- Brief:
Where in the records does the word "LOCAL" occur? Copy each line in which it does.

Data for the task below:

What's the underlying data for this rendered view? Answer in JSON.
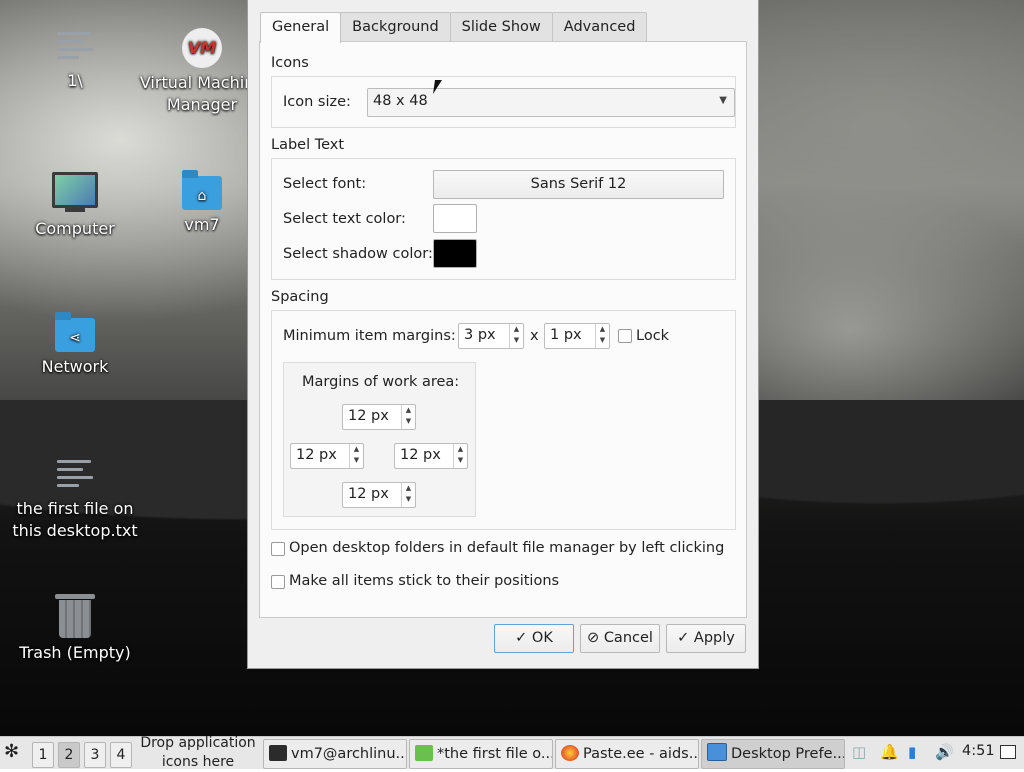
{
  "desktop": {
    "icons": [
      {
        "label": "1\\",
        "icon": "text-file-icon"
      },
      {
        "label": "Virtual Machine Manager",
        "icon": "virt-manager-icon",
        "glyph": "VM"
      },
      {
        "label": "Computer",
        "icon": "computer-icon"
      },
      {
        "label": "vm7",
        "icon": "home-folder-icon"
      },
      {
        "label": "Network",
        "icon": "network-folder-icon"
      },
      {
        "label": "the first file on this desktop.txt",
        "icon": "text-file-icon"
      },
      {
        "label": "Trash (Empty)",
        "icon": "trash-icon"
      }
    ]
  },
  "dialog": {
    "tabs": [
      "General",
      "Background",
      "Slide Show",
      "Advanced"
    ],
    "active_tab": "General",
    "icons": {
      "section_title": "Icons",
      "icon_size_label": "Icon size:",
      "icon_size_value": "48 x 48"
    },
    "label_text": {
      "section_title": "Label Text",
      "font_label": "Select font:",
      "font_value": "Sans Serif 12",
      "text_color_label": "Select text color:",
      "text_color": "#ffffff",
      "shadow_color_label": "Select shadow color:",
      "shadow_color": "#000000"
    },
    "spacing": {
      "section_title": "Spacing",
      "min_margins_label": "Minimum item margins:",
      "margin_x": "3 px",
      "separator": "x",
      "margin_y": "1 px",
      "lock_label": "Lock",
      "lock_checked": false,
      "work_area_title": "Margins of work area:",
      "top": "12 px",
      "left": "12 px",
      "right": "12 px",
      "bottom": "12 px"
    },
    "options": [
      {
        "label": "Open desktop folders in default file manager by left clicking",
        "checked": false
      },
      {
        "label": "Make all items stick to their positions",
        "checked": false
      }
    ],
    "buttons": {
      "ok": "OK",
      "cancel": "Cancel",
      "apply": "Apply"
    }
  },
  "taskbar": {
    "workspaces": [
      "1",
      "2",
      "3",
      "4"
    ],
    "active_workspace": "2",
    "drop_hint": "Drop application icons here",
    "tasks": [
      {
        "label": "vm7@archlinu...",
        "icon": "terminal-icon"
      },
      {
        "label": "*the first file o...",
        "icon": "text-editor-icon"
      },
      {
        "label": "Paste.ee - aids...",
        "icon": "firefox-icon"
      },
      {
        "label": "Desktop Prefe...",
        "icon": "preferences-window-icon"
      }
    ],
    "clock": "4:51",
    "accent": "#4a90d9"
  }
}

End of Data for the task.
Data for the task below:

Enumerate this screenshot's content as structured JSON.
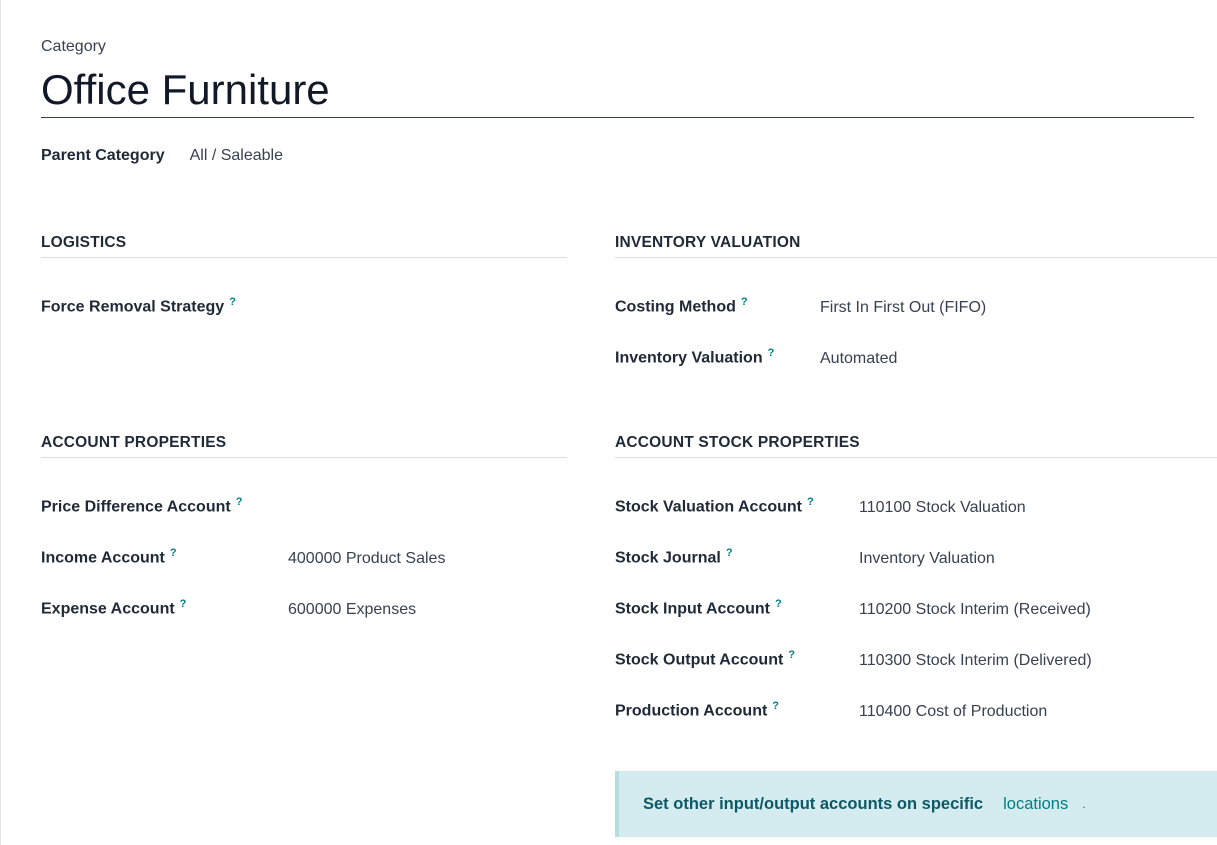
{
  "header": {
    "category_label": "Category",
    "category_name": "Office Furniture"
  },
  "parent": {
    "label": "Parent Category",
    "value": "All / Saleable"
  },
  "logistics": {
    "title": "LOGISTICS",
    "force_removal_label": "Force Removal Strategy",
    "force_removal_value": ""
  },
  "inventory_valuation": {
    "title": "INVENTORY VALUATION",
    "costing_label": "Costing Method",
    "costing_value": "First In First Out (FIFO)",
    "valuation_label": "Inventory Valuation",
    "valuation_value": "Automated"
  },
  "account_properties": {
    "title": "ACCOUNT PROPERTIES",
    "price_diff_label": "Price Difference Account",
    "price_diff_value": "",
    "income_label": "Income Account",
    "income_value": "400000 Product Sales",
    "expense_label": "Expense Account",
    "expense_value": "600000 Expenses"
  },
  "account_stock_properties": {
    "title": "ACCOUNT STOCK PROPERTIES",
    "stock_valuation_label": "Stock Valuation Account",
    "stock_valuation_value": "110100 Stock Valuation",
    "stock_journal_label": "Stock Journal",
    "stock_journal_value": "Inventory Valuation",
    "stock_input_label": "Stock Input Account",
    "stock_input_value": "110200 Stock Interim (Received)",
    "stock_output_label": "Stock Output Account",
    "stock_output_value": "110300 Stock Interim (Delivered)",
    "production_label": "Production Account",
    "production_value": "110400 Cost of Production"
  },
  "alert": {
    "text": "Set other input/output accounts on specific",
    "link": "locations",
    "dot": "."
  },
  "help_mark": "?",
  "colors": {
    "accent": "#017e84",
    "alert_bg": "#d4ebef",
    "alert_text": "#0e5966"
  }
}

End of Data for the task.
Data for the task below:

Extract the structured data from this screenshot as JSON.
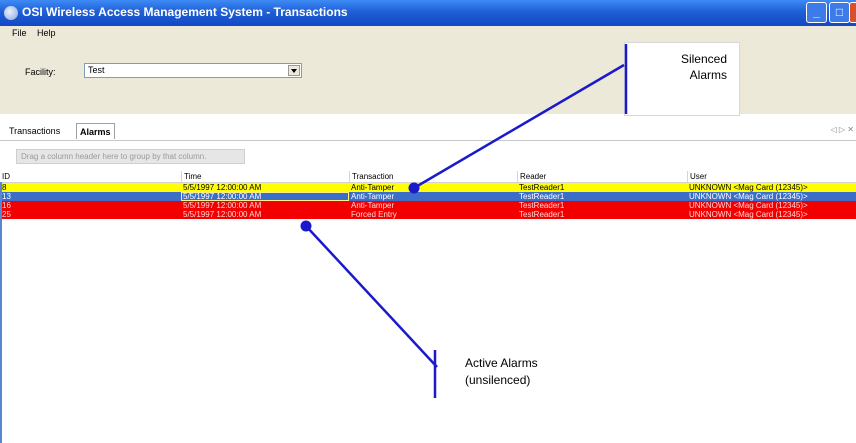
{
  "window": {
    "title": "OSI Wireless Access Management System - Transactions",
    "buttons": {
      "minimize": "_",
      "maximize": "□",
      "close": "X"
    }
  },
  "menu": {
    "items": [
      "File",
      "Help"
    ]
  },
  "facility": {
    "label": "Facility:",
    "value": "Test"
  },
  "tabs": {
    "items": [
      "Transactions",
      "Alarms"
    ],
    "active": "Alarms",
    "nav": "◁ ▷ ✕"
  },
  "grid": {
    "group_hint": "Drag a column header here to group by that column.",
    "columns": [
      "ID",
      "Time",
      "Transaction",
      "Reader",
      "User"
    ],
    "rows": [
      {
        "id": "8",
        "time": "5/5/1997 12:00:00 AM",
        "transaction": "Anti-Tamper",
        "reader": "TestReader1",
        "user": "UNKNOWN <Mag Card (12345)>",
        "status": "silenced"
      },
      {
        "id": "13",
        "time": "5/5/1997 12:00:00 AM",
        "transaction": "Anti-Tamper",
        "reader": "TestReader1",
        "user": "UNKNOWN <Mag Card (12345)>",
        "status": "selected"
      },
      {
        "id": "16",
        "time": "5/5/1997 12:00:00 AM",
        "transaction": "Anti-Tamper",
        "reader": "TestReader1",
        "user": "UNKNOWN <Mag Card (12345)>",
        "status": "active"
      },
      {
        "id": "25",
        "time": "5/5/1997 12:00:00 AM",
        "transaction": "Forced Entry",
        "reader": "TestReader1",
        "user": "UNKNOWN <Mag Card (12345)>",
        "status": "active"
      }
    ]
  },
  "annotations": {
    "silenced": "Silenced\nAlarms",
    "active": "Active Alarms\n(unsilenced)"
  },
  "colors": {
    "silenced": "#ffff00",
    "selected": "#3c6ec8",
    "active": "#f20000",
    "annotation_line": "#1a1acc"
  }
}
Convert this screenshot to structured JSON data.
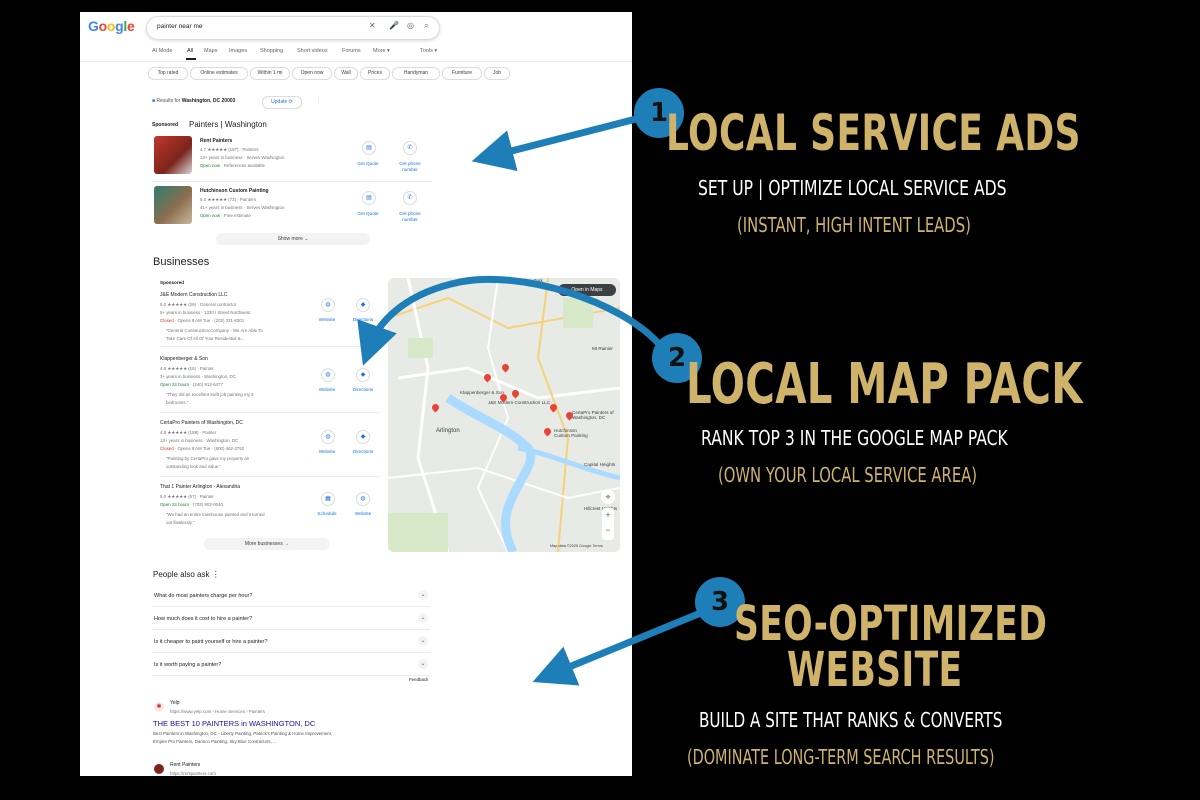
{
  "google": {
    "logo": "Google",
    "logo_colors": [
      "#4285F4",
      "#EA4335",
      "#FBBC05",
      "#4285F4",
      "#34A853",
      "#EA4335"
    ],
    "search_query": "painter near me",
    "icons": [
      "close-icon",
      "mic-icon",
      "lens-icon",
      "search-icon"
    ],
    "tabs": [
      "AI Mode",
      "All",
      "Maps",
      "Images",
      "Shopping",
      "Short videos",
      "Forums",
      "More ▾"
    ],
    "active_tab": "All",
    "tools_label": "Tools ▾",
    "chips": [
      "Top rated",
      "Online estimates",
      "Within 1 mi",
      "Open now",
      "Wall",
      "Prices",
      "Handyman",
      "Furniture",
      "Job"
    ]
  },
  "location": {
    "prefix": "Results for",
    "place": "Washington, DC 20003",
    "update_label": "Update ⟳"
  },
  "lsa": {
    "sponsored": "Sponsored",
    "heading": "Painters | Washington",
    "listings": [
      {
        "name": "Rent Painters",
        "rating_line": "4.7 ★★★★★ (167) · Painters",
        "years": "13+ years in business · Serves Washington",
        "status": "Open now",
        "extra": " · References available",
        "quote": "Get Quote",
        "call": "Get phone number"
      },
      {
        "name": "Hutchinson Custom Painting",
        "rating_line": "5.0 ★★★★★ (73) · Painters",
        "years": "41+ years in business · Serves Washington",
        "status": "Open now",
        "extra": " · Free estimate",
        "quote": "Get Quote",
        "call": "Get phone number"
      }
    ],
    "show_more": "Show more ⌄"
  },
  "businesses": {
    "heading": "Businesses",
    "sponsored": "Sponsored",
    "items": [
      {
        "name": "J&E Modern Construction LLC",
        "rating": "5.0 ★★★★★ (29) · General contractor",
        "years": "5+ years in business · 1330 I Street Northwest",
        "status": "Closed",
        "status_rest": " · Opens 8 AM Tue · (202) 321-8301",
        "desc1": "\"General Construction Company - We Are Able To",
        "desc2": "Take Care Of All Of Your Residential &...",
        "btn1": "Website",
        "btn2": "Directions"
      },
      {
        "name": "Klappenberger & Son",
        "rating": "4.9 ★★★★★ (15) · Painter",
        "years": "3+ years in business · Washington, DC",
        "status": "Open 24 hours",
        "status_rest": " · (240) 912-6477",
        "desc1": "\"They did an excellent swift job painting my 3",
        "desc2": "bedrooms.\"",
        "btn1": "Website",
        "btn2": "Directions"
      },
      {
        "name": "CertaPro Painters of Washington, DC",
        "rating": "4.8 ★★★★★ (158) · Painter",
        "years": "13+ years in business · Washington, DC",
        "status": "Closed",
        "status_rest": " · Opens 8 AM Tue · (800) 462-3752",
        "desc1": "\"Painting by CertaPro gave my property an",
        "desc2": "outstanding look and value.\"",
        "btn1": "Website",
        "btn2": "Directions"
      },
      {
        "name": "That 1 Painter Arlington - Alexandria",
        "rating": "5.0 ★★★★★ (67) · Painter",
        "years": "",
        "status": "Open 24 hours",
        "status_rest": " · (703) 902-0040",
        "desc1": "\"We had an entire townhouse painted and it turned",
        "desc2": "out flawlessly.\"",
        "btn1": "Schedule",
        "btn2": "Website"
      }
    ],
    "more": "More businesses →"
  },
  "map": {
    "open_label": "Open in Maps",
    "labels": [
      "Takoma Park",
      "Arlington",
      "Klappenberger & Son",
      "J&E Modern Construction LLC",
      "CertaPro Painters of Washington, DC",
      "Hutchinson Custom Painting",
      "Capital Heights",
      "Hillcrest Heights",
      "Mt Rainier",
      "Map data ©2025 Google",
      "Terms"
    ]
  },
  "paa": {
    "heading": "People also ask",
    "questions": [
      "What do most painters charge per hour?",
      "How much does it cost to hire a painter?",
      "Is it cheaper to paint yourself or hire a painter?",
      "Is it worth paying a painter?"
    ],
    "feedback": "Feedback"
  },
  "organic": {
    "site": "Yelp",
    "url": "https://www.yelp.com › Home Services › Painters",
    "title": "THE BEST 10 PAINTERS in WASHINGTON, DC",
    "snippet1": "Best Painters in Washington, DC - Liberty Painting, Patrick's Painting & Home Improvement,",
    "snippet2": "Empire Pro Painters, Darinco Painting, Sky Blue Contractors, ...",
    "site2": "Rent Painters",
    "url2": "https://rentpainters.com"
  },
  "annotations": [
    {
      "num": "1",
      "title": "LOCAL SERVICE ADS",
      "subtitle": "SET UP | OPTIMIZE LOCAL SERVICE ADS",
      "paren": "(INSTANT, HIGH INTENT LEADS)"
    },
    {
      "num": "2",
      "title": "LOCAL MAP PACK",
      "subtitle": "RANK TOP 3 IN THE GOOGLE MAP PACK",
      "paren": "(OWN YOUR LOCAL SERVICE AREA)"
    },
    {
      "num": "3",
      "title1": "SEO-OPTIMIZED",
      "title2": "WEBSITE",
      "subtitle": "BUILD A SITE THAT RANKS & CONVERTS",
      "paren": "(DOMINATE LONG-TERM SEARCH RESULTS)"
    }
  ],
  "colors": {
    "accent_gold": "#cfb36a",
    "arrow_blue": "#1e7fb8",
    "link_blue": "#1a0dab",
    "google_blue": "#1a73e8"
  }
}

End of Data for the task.

- Result below:
      "title": "LOCAL SERVICE ADS",
      "subtitle": "SET UP | OPTIMIZE LOCAL SERVICE ADS",
      "title": "LOCAL MAP PACK",
      "paren": "(OWN YOUR LOCAL SERVICE AREA)"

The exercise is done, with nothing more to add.